On this web page Ive used VBScript to call Microsoft Agent
and provide a friendly "genie" to help users taking the
challenge. If a lapsed programmer like me can sit down with the
Microsoft Agent documentation and produce a result like the
"Petals Around the Rose" web page in one afternoon, it
must be easy. Just how easy? Well heres a sample piece of
'Make the page client active
MyAgent.Active = True
On Error Resume Next
'Move the Agent and play the introduction
MyAgent.MoveTo 320, 90, True
MyAgent.Speak "Welcome to Petals Around the Rose."
The MoveTo method is used to move the Agent around the screen.
No rocket science here.
The Play method plays the defined action and its associated
animation. Currently there are some 28 animation sequences such
as Acknowledge, Confused, Explain, GestureLeft, GlanceDown, Read,
Sad, Surprised and Think. It really is that simple.
The Speak method uses the speech output engine to speak the
The Microsoft Agent can also maintain a list of commands that
are currently available to the user. The user can use voice input
or left mouse click on the Agent to access the commands. The
Commands object is built using the Add or Insert method.
Heres an example:
'-- This method creates the commands
'-- Petals Around the Rose will use.
'Disable the Commands object
MyAgent.Commands.Enabled = False
'Add the Order button
MyAgent.Commands.Add "Roll","Roll","...[please] roll [the] [(dice|die)]"
MyAgent.Commands.Add "Hint","Hint","...[please] [give] [me] [a] (hint|help) [please]"
MyAgent.Commands.Add "Guess",,"...[accept] guess"
. (you can easily fill in the lines of code that were here)
MyAgent.Commands.Enabled = True
It really is that easy to add such a useful new interface to
your programs. And you should see the look of amazement on the
faces of users when they see Microsoft Agent in action!
Microsoft plans to release information on how to create your
own characters for Microsoft Agent. So soon were likely to
have a selection of characters to choose from.
Whats the down side? Well I guess the percentage of
business PCs with a sound card, speakers and microphone is still
not high and an office full of people talking to their Windows
programs could be noisy. But this configuration is becoming more
common in home PCs. Plus, even without speech recognition and/or
speech output active, the Microsoft Agent is still a valuable
addition to the user interface.
It can be a bit tedious adding in appropriate sets of
responses to be randomly chosen so as to keep the user dialogue
more fresh and interesting. For example:
Select Case int(rnd*8)+1
MyAgent.Speak "Good one!"
MyAgent.Speak "Well done!"
MyAgent.Speak "You betcha!"
MyAgent.Speak "Got it!"
MyAgent.Speak "Good on ya mate!"

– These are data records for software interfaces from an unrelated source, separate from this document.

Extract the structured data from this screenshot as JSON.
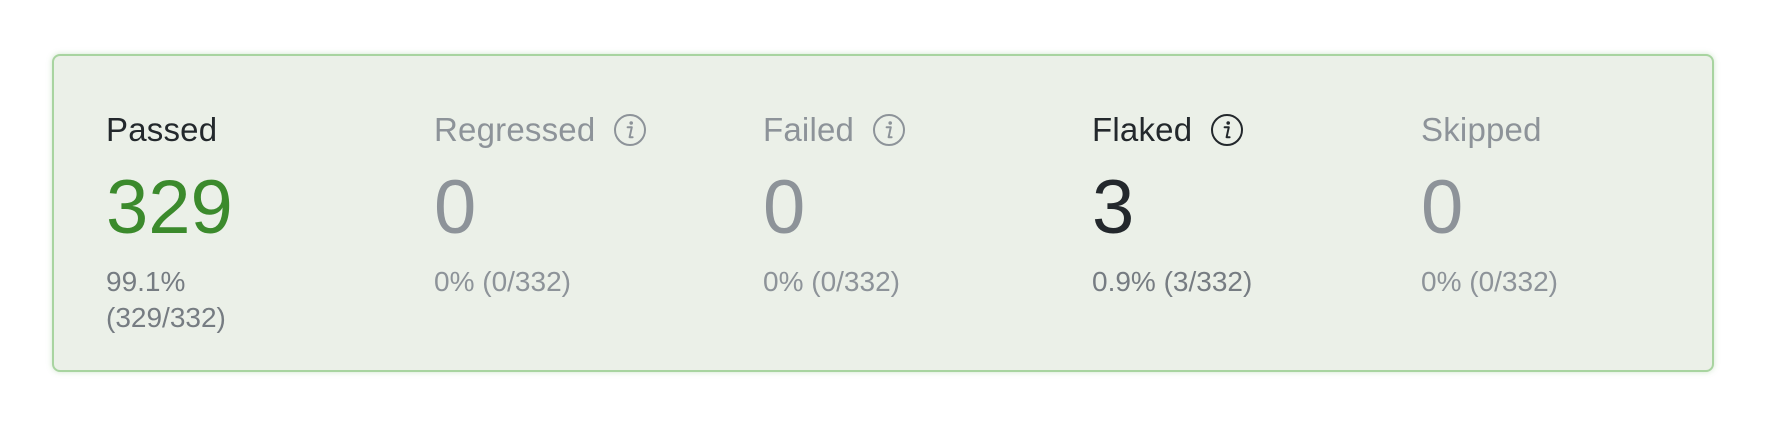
{
  "summary": {
    "passed": {
      "label": "Passed",
      "value": "329",
      "percent": "99.1%",
      "ratio": "(329/332)",
      "value_color": "#3b8a2c"
    },
    "regressed": {
      "label": "Regressed",
      "value": "0",
      "detail": "0% (0/332)",
      "icon": "info-icon"
    },
    "failed": {
      "label": "Failed",
      "value": "0",
      "detail": "0% (0/332)",
      "icon": "info-icon"
    },
    "flaked": {
      "label": "Flaked",
      "value": "3",
      "detail": "0.9% (3/332)",
      "icon": "info-icon"
    },
    "skipped": {
      "label": "Skipped",
      "value": "0",
      "detail": "0% (0/332)"
    }
  },
  "colors": {
    "card_background": "#ebf0e8",
    "card_border": "#a8d4a0",
    "passed_green": "#3b8a2c",
    "muted_text": "#8d9399",
    "dark_text": "#23282c"
  }
}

MyAgent.Speak "Fair dinkum!"
MyAgent.Speak strResult & " is correct!"
But wouldnt it be great if all onorous programming
chores were that difficult!
Well hopefully this introduction to Microsoft Agent has made
you interested enough to download it and at least visit some of
the web sites mentioned so that you can see Agent in action. Then
it will only be a case of exercising your imagination and
deciding just how you can use Microsoft Agent to improve the user
interface of your programs.
Saturday, 15 October 2011